Curriculum Compacting: A Tool for Differentiation in the Classroom
I was so excited this summer to once again attend Confratute, a week-long educational conference held on the beautiful University of Connecticut campus in Storrs, Connecticut, just outside of Hartford. While there, I had the opportunity to participate in an exploration of Curriculum Compacting, led by Dr. Deb Goldbeck, a leading researcher in this area. Dr. Goldbeck shared with us much of the research surrounding the practice of curriculum compacting as well as a wealth of information about the tools and resources that are available to facilitate the implementation of curriculum compacting in the general education setting. I have attempted to share just a taste of her wisdom in the paragraphs below, but I am looking forward to sharing more information as the year progresses.
Frequently Asked Questions:
What is curriculum compacting?
Curriculum compacting is simply another tool that can be used to differentiate classroom learning experiences so that we are able to effectively meet the unique needs of every learner. Dr. Goldbeck defines it this way: “Curriculum compacting is a procedure used to streamline the regular curriculum for students who are capable of mastering it at a faster pace.” In other words, we do not continue to require students to practice those skills and concepts in which they have already demonstrated mastery. Instead, we create experiences which allow them to explore those concepts at a higher level of depth and complexity and in a way that relates to their own personal interests and talents.
What are the benefits curriculum compacting?
The systematic use of curriculum compacting will allow us as educators to provide an appropriate level of challenge to our high ability students while also ensuring mastery of the skills and content requirements of the basic curriculum.

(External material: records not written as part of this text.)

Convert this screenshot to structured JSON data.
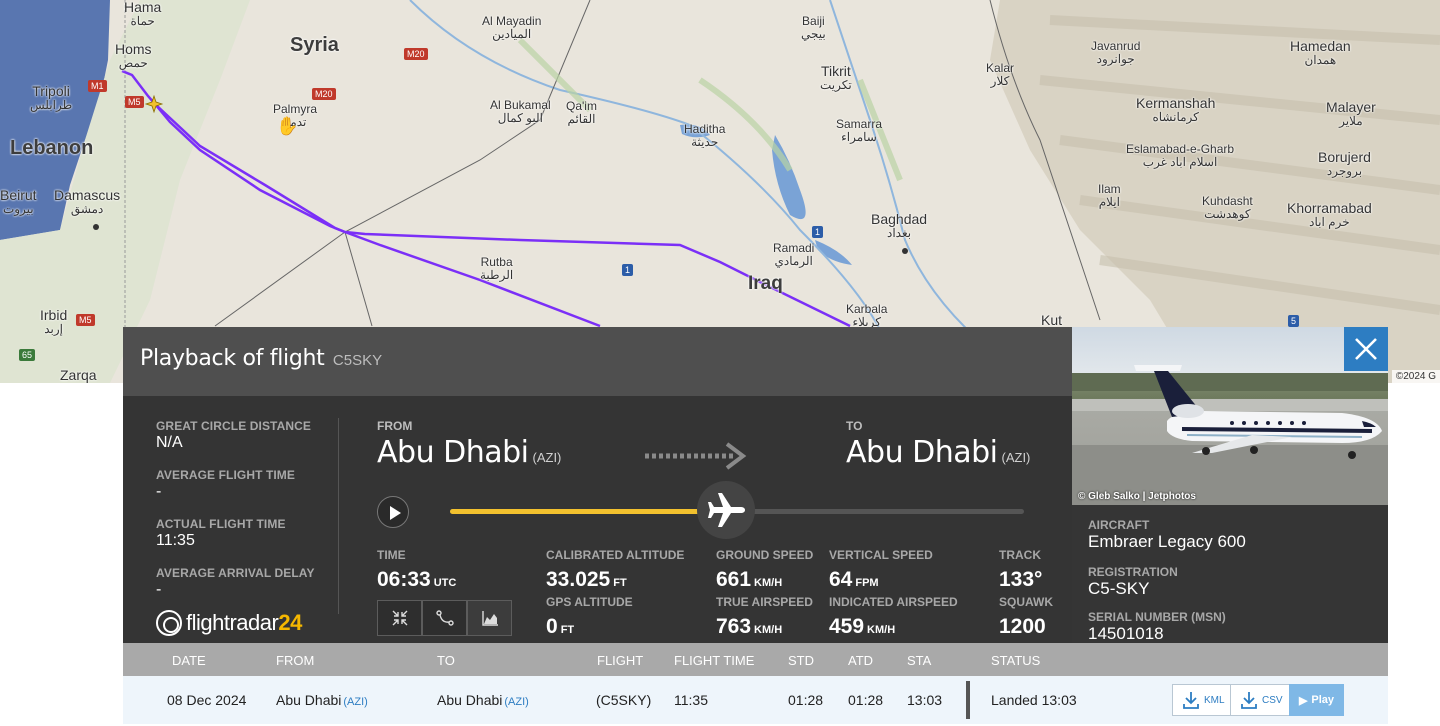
{
  "map": {
    "places": [
      {
        "name": "Hama",
        "ar": "حماة"
      },
      {
        "name": "Homs",
        "ar": "حمص"
      },
      {
        "name": "Tripoli",
        "ar": "طرابلس"
      },
      {
        "name": "Syria",
        "ar": ""
      },
      {
        "name": "Lebanon",
        "ar": ""
      },
      {
        "name": "Beirut",
        "ar": "بيروت"
      },
      {
        "name": "Damascus",
        "ar": "دمشق"
      },
      {
        "name": "Palmyra",
        "ar": "تدمر"
      },
      {
        "name": "Irbid",
        "ar": "إربد"
      },
      {
        "name": "Zarqa",
        "ar": ""
      },
      {
        "name": "Al Mayadin",
        "ar": "الميادين"
      },
      {
        "name": "Al Bukamal",
        "ar": "البو كمال"
      },
      {
        "name": "Qa'im",
        "ar": "القائم"
      },
      {
        "name": "Haditha",
        "ar": "حديثة"
      },
      {
        "name": "Baiji",
        "ar": "بيجي"
      },
      {
        "name": "Tikrit",
        "ar": "تكريت"
      },
      {
        "name": "Samarra",
        "ar": "سامراء"
      },
      {
        "name": "Kalar",
        "ar": "كلار"
      },
      {
        "name": "Baghdad",
        "ar": "بغداد"
      },
      {
        "name": "Ramadi",
        "ar": "الرمادي"
      },
      {
        "name": "Rutba",
        "ar": "الرطبة"
      },
      {
        "name": "Iraq",
        "ar": ""
      },
      {
        "name": "Karbala",
        "ar": "كربلاء"
      },
      {
        "name": "Kut",
        "ar": ""
      },
      {
        "name": "Javanrud",
        "ar": "جوانرود"
      },
      {
        "name": "Hamedan",
        "ar": "همدان"
      },
      {
        "name": "Kermanshah",
        "ar": "كرمانشاه"
      },
      {
        "name": "Malayer",
        "ar": "ملاير"
      },
      {
        "name": "Eslamabad-e-Gharb",
        "ar": "اسلام اباد غرب"
      },
      {
        "name": "Borujerd",
        "ar": "بروجرد"
      },
      {
        "name": "Ilam",
        "ar": "ايلام"
      },
      {
        "name": "Kuhdasht",
        "ar": "كوهدشت"
      },
      {
        "name": "Khorramabad",
        "ar": "خرم اباد"
      }
    ],
    "roads": [
      "M1",
      "M5",
      "M20",
      "M20",
      "M5",
      "65",
      "1",
      "1",
      "5"
    ],
    "copyright": "©2024 G"
  },
  "panel": {
    "title": "Playback of flight",
    "flight": "C5SKY",
    "stats": [
      {
        "label": "GREAT CIRCLE DISTANCE",
        "value": "N/A"
      },
      {
        "label": "AVERAGE FLIGHT TIME",
        "value": "-"
      },
      {
        "label": "ACTUAL FLIGHT TIME",
        "value": "11:35"
      },
      {
        "label": "AVERAGE ARRIVAL DELAY",
        "value": "-"
      }
    ],
    "from_label": "FROM",
    "from_city": "Abu Dhabi",
    "from_code": "(AZI)",
    "to_label": "TO",
    "to_city": "Abu Dhabi",
    "to_code": "(AZI)",
    "progress": 0.48,
    "metrics": {
      "time": {
        "label": "TIME",
        "value": "06:33",
        "unit": "UTC"
      },
      "cal_alt": {
        "label": "CALIBRATED ALTITUDE",
        "value": "33.025",
        "unit": "FT"
      },
      "gps_alt": {
        "label": "GPS ALTITUDE",
        "value": "0",
        "unit": "FT"
      },
      "ground_speed": {
        "label": "GROUND SPEED",
        "value": "661",
        "unit": "KM/H"
      },
      "true_airspeed": {
        "label": "TRUE AIRSPEED",
        "value": "763",
        "unit": "KM/H"
      },
      "vertical_speed": {
        "label": "VERTICAL SPEED",
        "value": "64",
        "unit": "FPM"
      },
      "indicated_airspeed": {
        "label": "INDICATED AIRSPEED",
        "value": "459",
        "unit": "KM/H"
      },
      "track": {
        "label": "TRACK",
        "value": "133°"
      },
      "squawk": {
        "label": "SQUAWK",
        "value": "1200"
      }
    },
    "logo_main": "flightradar",
    "logo_num": "24"
  },
  "aircraft": {
    "photo_credit": "© Gleb Salko | Jetphotos",
    "type_label": "AIRCRAFT",
    "type_value": "Embraer Legacy 600",
    "reg_label": "REGISTRATION",
    "reg_value": "C5-SKY",
    "msn_label": "SERIAL NUMBER (MSN)",
    "msn_value": "14501018"
  },
  "table": {
    "headers": [
      "DATE",
      "FROM",
      "TO",
      "FLIGHT",
      "FLIGHT TIME",
      "STD",
      "ATD",
      "STA",
      "STATUS"
    ],
    "row": {
      "date": "08 Dec 2024",
      "from": "Abu Dhabi",
      "from_code": "(AZI)",
      "to": "Abu Dhabi",
      "to_code": "(AZI)",
      "flight": "(C5SKY)",
      "flight_time": "11:35",
      "std": "01:28",
      "atd": "01:28",
      "sta": "13:03",
      "status": "Landed 13:03",
      "kml": "KML",
      "csv": "CSV",
      "play": "Play"
    }
  },
  "colors": {
    "track_purple": "#7b2ff7",
    "progress_yellow": "#f2c12e",
    "accent_blue": "#2d7dc2"
  }
}
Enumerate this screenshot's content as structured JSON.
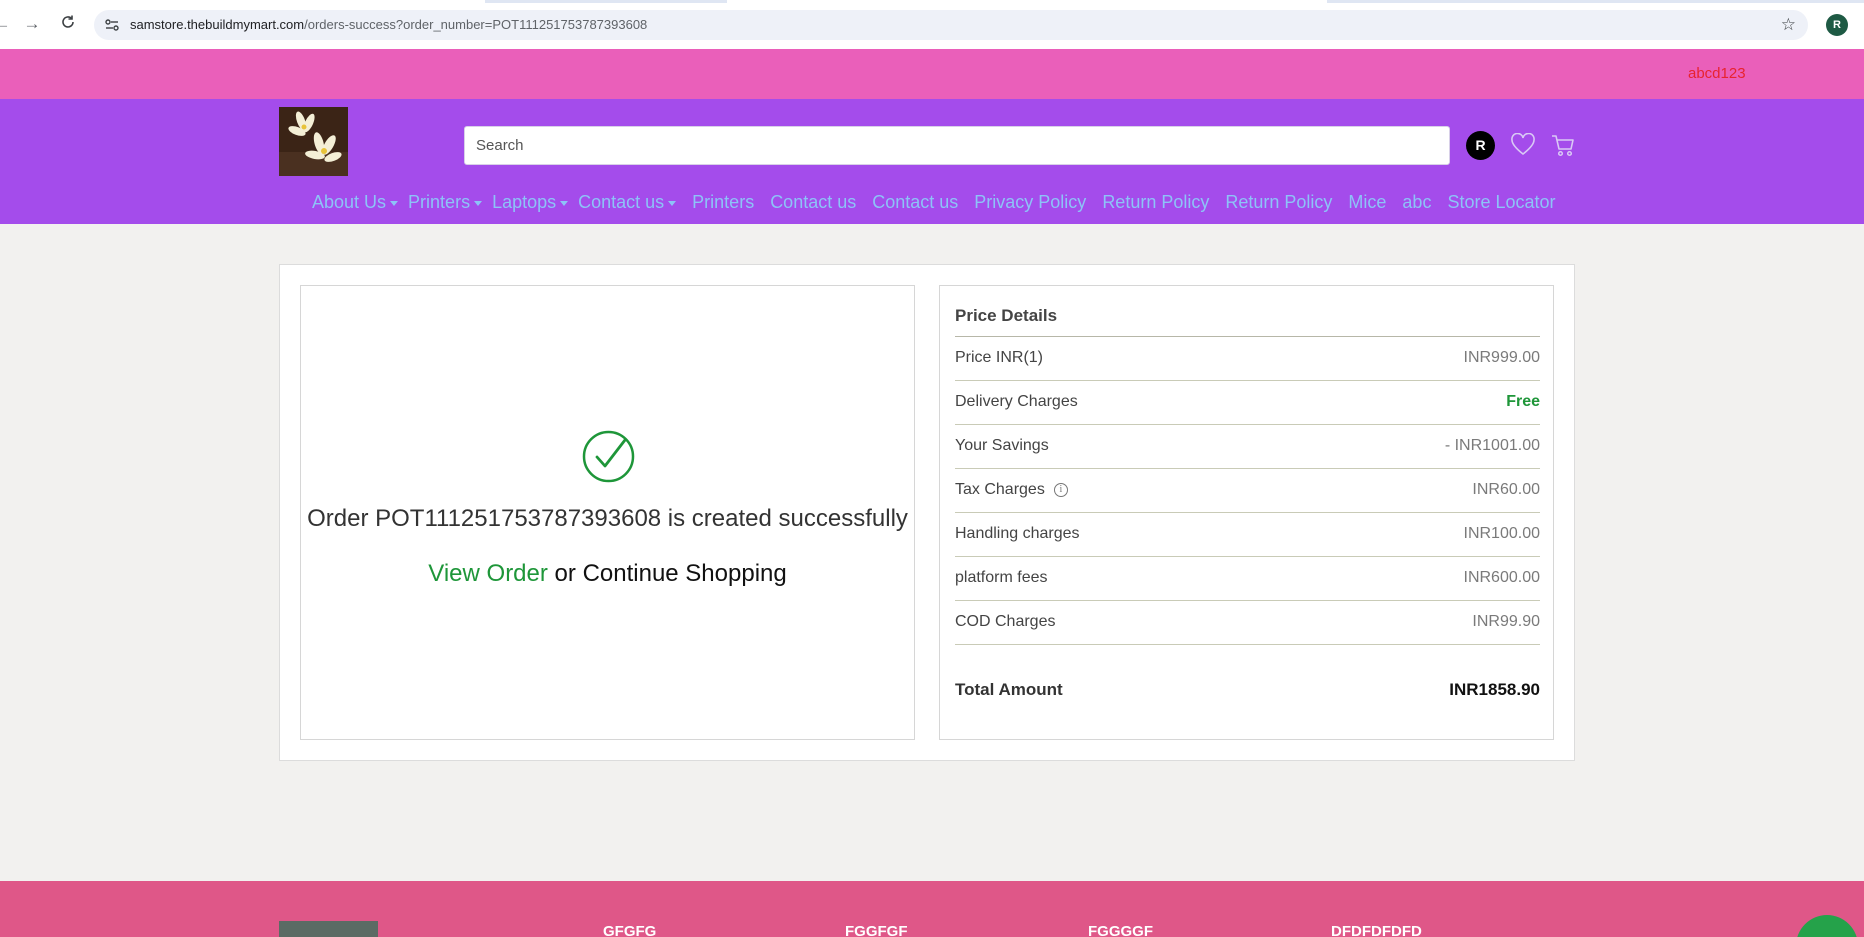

Compacting curriculum also creates time in the school day for Type 2 and Type 3 enrichment activities, and allows students to explore a topic of study in a way that relates to their own areas of interest. This leads to an increase in student engagement and academic growth as well as a decrease in off task and disruptive behavior in the classroom.
How do I identify students that need curriculum compacting?
Students will often “tell” us they might be good candidates for curriculum compacting through their behaviors in the classroom. I have listed below some behaviors that might suggest that compacting is necessary.
· Student consistently finishes tasks quickly
· Student consistently finishes reading assignments first
· Student appears bored during instruction
· Student consistently daydreams during instruction
· Student creates his/her own puzzles, games, diversions
· Student consistently demonstrates high performance in one or more academic areas
· Student asks questions which indicate an advanced familiarity with a concept or unit of study
· Student demonstrates advanced vocabulary and verbal expression
· Student expresses interest in pursuing alternative or advanced topics.
Of course, these are only indicators and cannot be used as the sole criteria for determining who should participate in curriculum compacting at any given time throughout the year. Pre-assessments must be used to determine exactly which skills and concepts a student has mastered. Equally important is identifying those skills a student has not yet mastered, so that we do not create gaps in a student’s learning. Once we have developed a clear picture of each student’s learning, we can then determine which students might benefit from curriculum compacting and develop a plan that will meet their needs.
I am looking forward to working with teachers throughout the year to develop the use of this tool in our classrooms, and I am incredibly excited about the potential impact it will have on the learning and talent development of our students.-Liz Malone, GT Facilitator & SEM Coordinator